One country hard hit is Spain, where unemployment reached 24.6 percent in the second quarter. This October, the Spanish Red Cross launched its first-ever appeal to support impoverished Spaniards, with previous fundraising drives always targeted at Third World countries.
"Our members in Spain identify both migrants and Spanish-born nationals as requesting food aid, and they also see a large number of homeless people looking to access food aid," said Heather Roy, secretary general of Eurodiaconia, a federation of European Christian welfare groups.
Meanwhile, organizations also notice increasing numbers of people asking for handouts in "core" European countries, such as France.
"France used to have a really good system of social benefits for everybody, but the government system has an increasing number of gaps which people fall through, and that puts them in serious difficulties. Welfare organizations then increasing feel the pressure," said Lueder.
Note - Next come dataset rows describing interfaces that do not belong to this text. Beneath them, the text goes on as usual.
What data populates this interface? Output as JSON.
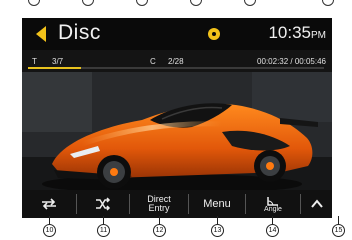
{
  "header": {
    "title": "Disc",
    "clock": "10:35",
    "clock_ampm": "PM"
  },
  "info": {
    "track_label": "T",
    "track_value": "3/7",
    "chapter_label": "C",
    "chapter_value": "2/28",
    "time": "00:02:32 / 00:05:46",
    "progress": 0.18
  },
  "colors": {
    "accent": "#f2c21a",
    "background": "#000000",
    "bar": "#111111"
  },
  "buttons": {
    "repeat_icon": "repeat-icon",
    "shuffle_icon": "shuffle-icon",
    "direct_entry": "Direct\nEntry",
    "direct_entry_line1": "Direct",
    "direct_entry_line2": "Entry",
    "menu": "Menu",
    "angle_label": "Angle",
    "up_icon": "chevron-up-icon"
  },
  "callouts": [
    "10",
    "11",
    "12",
    "13",
    "14",
    "15"
  ]
}
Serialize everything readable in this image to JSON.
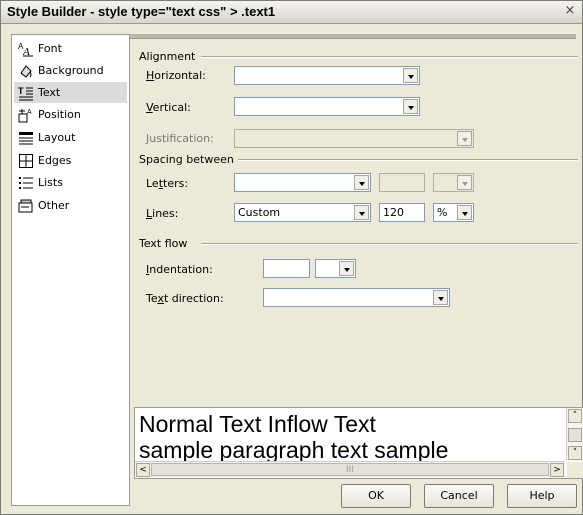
{
  "window": {
    "title": "Style Builder - style type=\"text css\" > .text1",
    "close_glyph": "×"
  },
  "sidebar": {
    "items": [
      {
        "label": "Font",
        "icon": "font-icon",
        "selected": false
      },
      {
        "label": "Background",
        "icon": "background-icon",
        "selected": false
      },
      {
        "label": "Text",
        "icon": "text-icon",
        "selected": true
      },
      {
        "label": "Position",
        "icon": "position-icon",
        "selected": false
      },
      {
        "label": "Layout",
        "icon": "layout-icon",
        "selected": false
      },
      {
        "label": "Edges",
        "icon": "edges-icon",
        "selected": false
      },
      {
        "label": "Lists",
        "icon": "lists-icon",
        "selected": false
      },
      {
        "label": "Other",
        "icon": "other-icon",
        "selected": false
      }
    ]
  },
  "alignment": {
    "group_label": "Alignment",
    "horizontal_label": "Horizontal:",
    "horizontal_value": "",
    "vertical_label": "Vertical:",
    "vertical_value": "",
    "justification_label": "Justification:",
    "justification_value": ""
  },
  "spacing": {
    "group_label": "Spacing between",
    "letters_label": "Letters:",
    "letters_value": "",
    "letters_amount": "",
    "letters_unit": "",
    "lines_label": "Lines:",
    "lines_value": "Custom",
    "lines_amount": "120",
    "lines_unit": "%"
  },
  "textflow": {
    "group_label": "Text flow",
    "indentation_label": "Indentation:",
    "indentation_value": "",
    "indentation_unit": "",
    "direction_label": "Text direction:",
    "direction_value": ""
  },
  "preview": {
    "line1": "Normal Text Inflow Text",
    "line2": "sample paragraph text sample",
    "scroll_up": "˄",
    "scroll_down": "˅",
    "scroll_left": "<",
    "scroll_right": ">",
    "thumb_grip": "III"
  },
  "buttons": {
    "ok": "OK",
    "cancel": "Cancel",
    "help": "Help"
  }
}
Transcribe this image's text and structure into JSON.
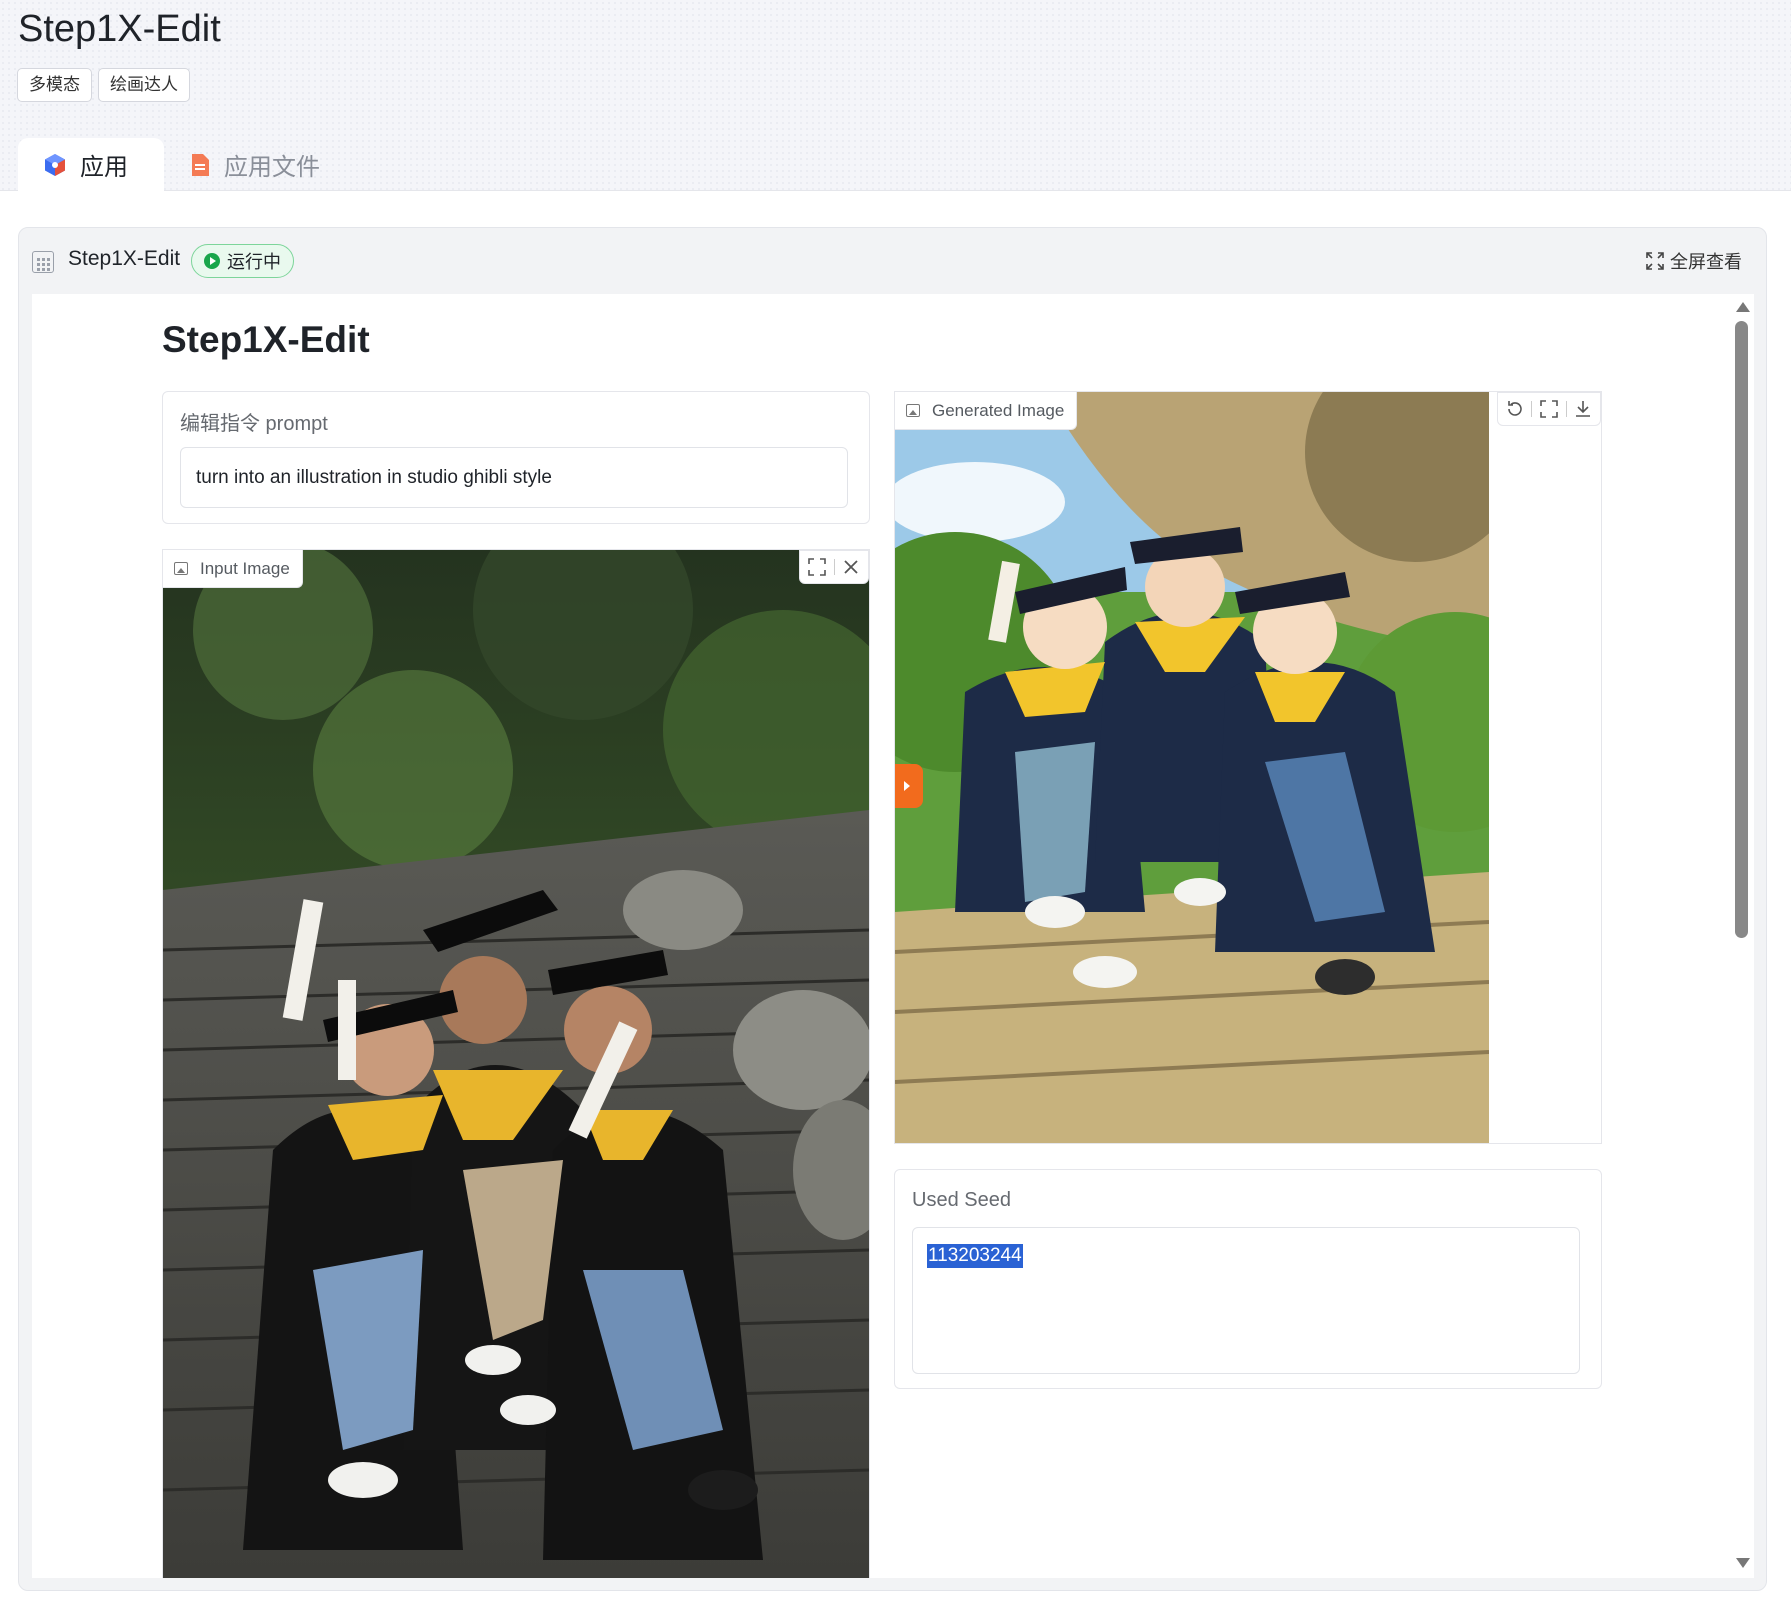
{
  "header": {
    "title": "Step1X-Edit",
    "tags": [
      "多模态",
      "绘画达人"
    ],
    "tabs": [
      {
        "label": "应用",
        "active": true,
        "icon": "app-cube-icon"
      },
      {
        "label": "应用文件",
        "active": false,
        "icon": "document-icon"
      }
    ]
  },
  "frame": {
    "app_name": "Step1X-Edit",
    "status": "运行中",
    "status_color": "#19a64b",
    "fullscreen_label": "全屏查看"
  },
  "app": {
    "heading": "Step1X-Edit",
    "prompt": {
      "label": "编辑指令 prompt",
      "value": "turn into an illustration in studio ghibli style"
    },
    "input_image": {
      "label": "Input Image"
    },
    "generated_image": {
      "label": "Generated Image"
    },
    "seed": {
      "label": "Used Seed",
      "value": "113203244"
    }
  },
  "colors": {
    "accent": "#f26b1d",
    "selection": "#2a62d4"
  }
}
Across Europe, elderly people and families with children are often most likely to fall into poverty.
"Our Italian Red Cross says one of the biggest groups asking for food aid is pensioners with minimal income. They ask family and neighbors, but they also go to the Red Cross. They cannot compensate by taking another job," said Lueder.
"Elderly people, and those with low or no income, low qualifications, or no job, were already affected before the crisis," added Mayer. "Most affected among the 'new poor' are large families and single-parent families with low or no income, so children are in our focus of concern."
Mayer is pessimistic the situation will improve in 2013, while one-third of Eurodiaconia member organizations forecast increasing demand for food aid next year.
Roy warned however that European governments should not rely on food aid programs as a solution to increased poverty. "It does meet short-term emergency needs, but these are needs that in Europe should be met through adequate social protection systems and social welfare transfers, alongside adequate salaries," she said.
— By CNBC.com's Katy Barnato